**Work item**
Exactly as it appears, restate the whole listing.

**Records for this exercise**
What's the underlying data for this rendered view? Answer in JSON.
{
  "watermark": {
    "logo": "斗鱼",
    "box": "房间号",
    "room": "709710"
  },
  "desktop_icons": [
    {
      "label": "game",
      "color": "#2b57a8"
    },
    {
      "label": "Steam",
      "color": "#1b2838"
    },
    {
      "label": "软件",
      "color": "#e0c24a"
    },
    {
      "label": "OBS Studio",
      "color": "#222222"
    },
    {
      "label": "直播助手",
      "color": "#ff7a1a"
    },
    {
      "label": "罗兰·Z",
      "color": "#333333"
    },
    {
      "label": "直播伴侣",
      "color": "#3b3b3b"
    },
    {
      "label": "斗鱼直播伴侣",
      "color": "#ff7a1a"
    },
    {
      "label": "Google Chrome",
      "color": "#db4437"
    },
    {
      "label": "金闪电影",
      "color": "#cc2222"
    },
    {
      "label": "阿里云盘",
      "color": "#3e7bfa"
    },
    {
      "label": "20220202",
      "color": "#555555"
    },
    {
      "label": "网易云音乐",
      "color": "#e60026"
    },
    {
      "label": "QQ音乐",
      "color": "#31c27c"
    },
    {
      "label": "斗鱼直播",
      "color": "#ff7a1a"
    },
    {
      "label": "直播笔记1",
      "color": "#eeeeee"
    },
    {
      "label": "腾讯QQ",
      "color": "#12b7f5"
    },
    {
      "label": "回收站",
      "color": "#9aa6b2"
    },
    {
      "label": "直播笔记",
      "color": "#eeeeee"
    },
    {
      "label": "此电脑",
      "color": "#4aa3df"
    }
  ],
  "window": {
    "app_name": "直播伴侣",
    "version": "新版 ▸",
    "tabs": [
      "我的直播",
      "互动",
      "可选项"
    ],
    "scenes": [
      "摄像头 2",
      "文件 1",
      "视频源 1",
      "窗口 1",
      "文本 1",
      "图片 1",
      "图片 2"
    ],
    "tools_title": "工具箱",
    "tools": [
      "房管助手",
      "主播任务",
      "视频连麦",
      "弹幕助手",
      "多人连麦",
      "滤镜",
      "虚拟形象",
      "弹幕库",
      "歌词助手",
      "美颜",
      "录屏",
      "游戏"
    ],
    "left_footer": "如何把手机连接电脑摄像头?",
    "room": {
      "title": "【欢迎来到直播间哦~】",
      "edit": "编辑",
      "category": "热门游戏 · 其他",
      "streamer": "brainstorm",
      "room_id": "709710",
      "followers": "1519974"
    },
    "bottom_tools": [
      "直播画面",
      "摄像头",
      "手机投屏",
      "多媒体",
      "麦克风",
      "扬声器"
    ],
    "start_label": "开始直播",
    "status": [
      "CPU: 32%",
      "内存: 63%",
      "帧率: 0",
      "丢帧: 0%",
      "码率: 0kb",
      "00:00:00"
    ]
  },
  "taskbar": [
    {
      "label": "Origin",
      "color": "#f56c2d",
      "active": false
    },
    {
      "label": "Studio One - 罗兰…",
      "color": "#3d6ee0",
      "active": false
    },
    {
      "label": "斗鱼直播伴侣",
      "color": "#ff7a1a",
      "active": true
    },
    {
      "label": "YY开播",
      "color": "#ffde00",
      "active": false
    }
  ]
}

**Written answer**
What's the underlying data for this rendered view? Answer in JSON.
{
  "watermark": {
    "logo": "斗鱼",
    "box": "房间号",
    "room": "709710"
  },
  "desktop_icons": [
    {
      "label": "game",
      "color": "#2b57a8"
    },
    {
      "label": "Steam",
      "color": "#1b2838"
    },
    {
      "label": "软件",
      "color": "#e0c24a"
    },
    {
      "label": "OBS Studio",
      "color": "#222222"
    },
    {
      "label": "直播助手",
      "color": "#ff7a1a"
    },
    {
      "label": "罗兰·Z",
      "color": "#333333"
    },
    {
      "label": "直播伴侣",
      "color": "#3b3b3b"
    },
    {
      "label": "斗鱼直播伴侣",
      "color": "#ff7a1a"
    },
    {
      "label": "Google Chrome",
      "color": "#db4437"
    },
    {
      "label": "金闪电影",
      "color": "#cc2222"
    },
    {
      "label": "阿里云盘",
      "color": "#3e7bfa"
    },
    {
      "label": "20220202",
      "color": "#555555"
    },
    {
      "label": "网易云音乐",
      "color": "#e60026"
    },
    {
      "label": "QQ音乐",
      "color": "#31c27c"
    },
    {
      "label": "斗鱼直播",
      "color": "#ff7a1a"
    },
    {
      "label": "直播笔记1",
      "color": "#eeeeee"
    },
    {
      "label": "腾讯QQ",
      "color": "#12b7f5"
    },
    {
      "label": "回收站",
      "color": "#9aa6b2"
    },
    {
      "label": "直播笔记",
      "color": "#eeeeee"
    },
    {
      "label": "此电脑",
      "color": "#4aa3df"
    }
  ],
  "window": {
    "app_name": "直播伴侣",
    "version": "新版 ▸",
    "tabs": [
      "我的直播",
      "互动",
      "可选项"
    ],
    "scenes": [
      "摄像头 2",
      "文件 1",
      "视频源 1",
      "窗口 1",
      "文本 1",
      "图片 1",
      "图片 2"
    ],
    "tools_title": "工具箱",
    "tools": [
      "房管助手",
      "主播任务",
      "视频连麦",
      "弹幕助手",
      "多人连麦",
      "滤镜",
      "虚拟形象",
      "弹幕库",
      "歌词助手",
      "美颜",
      "录屏",
      "游戏"
    ],
    "left_footer": "如何把手机连接电脑摄像头?",
    "room": {
      "title": "【欢迎来到直播间哦~】",
      "edit": "编辑",
      "category": "热门游戏 · 其他",
      "streamer": "brainstorm",
      "room_id": "709710",
      "followers": "1519974"
    },
    "bottom_tools": [
      "直播画面",
      "摄像头",
      "手机投屏",
      "多媒体",
      "麦克风",
      "扬声器"
    ],
    "start_label": "开始直播",
    "status": [
      "CPU: 32%",
      "内存: 63%",
      "帧率: 0",
      "丢帧: 0%",
      "码率: 0kb",
      "00:00:00"
    ]
  },
  "taskbar": [
    {
      "label": "Origin",
      "color": "#f56c2d",
      "active": false
    },
    {
      "label": "Studio One - 罗兰…",
      "color": "#3d6ee0",
      "active": false
    },
    {
      "label": "斗鱼直播伴侣",
      "color": "#ff7a1a",
      "active": true
    },
    {
      "label": "YY开播",
      "color": "#ffde00",
      "active": false
    }
  ]
}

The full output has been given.